The descriptions of the monuments are of necessity much compressed, but the underlying principle on which accounts are based is the same throughout. The account of the more important buildings begins with a brief description of the materials and extent of the fabric, and a historical summary. Then follows a detailed architectural description of the exterior, the interior and, finally, the fittings. The accounts of less important buildings are still further compressed from the full record made in the field. In this Cambridgeshire Inventory the opportunity has been taken to devise simple classifications both for small houses and moated sites, in order to reduce the amount of repetitive description. It is hoped that these classifications may also help to further the study of such monuments elsewhere.
To ensure clearness of description, many drawn plans, sections and elevations of monuments are included in the text. Generally, the plans of the more important buildings are reproduced at a scale of 24 feet to the inch and hatched to show the different dates of the fabric. Plans without drawn scales are reproduced at a uniform scale of 48 feet to the inch and have a simplified form of hatching, black, dotted or white, to show early and later work: the use will be apparent from the relevant text. In a few plans of timber-framed houses, for clarity, the structural timbers alone are shown black. Sections and elevations are reproduced at a scale of 6 feet or 12 feet to the inch.
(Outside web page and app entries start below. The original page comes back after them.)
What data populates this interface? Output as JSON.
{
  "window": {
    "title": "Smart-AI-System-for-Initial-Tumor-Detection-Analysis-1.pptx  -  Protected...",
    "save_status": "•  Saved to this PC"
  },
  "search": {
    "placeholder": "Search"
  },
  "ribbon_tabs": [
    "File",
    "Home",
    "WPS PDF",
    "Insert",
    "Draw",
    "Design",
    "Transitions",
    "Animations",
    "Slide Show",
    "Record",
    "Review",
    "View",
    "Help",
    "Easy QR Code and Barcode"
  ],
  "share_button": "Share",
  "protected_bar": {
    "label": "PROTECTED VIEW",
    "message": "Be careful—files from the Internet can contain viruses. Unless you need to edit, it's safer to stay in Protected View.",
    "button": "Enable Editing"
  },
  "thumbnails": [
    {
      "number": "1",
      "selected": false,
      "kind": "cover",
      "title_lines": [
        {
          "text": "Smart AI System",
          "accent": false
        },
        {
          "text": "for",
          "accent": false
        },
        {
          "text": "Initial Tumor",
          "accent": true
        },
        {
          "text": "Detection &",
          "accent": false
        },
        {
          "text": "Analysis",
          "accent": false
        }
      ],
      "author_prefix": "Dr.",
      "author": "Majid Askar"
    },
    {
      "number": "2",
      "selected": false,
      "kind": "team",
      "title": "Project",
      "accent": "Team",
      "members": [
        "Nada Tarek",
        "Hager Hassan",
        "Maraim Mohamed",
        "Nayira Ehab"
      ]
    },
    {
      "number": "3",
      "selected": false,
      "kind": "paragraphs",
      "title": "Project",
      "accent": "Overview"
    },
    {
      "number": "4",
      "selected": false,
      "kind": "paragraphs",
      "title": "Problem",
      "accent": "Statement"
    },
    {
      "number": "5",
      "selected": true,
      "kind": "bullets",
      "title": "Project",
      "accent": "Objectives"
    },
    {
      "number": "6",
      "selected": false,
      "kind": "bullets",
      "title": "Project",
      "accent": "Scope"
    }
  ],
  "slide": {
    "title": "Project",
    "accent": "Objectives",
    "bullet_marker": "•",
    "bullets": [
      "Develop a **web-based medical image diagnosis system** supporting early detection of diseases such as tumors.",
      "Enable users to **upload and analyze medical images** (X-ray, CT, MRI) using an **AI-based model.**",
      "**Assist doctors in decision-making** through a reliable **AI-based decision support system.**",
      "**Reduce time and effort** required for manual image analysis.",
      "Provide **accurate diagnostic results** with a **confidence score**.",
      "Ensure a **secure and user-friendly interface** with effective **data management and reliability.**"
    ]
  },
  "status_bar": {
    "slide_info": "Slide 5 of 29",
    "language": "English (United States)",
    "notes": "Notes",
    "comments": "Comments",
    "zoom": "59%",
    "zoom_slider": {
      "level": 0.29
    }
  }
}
Most of the timber-framed buildings recorded have been more or less altered during the centuries; often many of the structural timbers have been cut away and only mortices or peg-holes remain in evidence of their former existence. In order to make the drawn sections and elevations of these buildings reproduced in the Inventory more readily intelligible, such timbers are restored upon the basis of this evidence, but they are shown in dotted line. Where the actual shape of the timber still remains unknown, a question-mark is added.
The half-tone illustrations are derived, with a few exceptions, from photographs taken by the Commission's photographic staff, the chief exceptions being those taken by Dr. J. K. S. St. Joseph, Curator of Aerial Photography in the University of Cambridge. They make an essential contribution to the understanding of the monuments described. To this end, we have also reproduced a number of informative early maps and drawings of considerable interest. Our acknowledgments to the owners or custodians of these important documents will be found in the Report to Her Majesty.
In accordance with the Commission's practice, no monument has been included which has not been inspected, and the account of every monument of importance has been checked in situ by one of my fellow Commissioners, our Secretary or the editor. A further guarantee of accuracy lies in the fact that all the proofs of the Inventory have been read by my fellow Commissioners; thanks are particularly due to Professor H. C. Darby, Dr. C. A. R. Radford, Sir John Summerson, Professor J. G. D. Clark and Professor W. F. Grimes in this connection. Nevertheless in a work of such intricacy there must be some mistakes, but I hope that these are neither numerous nor serious. My colleagues and I shall welcome any corrections of the Inventory that may be sent to me with a view to their possible inclusion in some future edition.
I would draw attention to the fact that the record cards for Cambridgeshire may be consulted by accredited persons who give notice of their intention to the Secretary of the Commission at Fielden House, 10 Great College Street, London, S.W. 1. Copies of photographs may be bought on application to the National Monuments Record, Fielden House, 10 Great College Street, London, S.W. 1.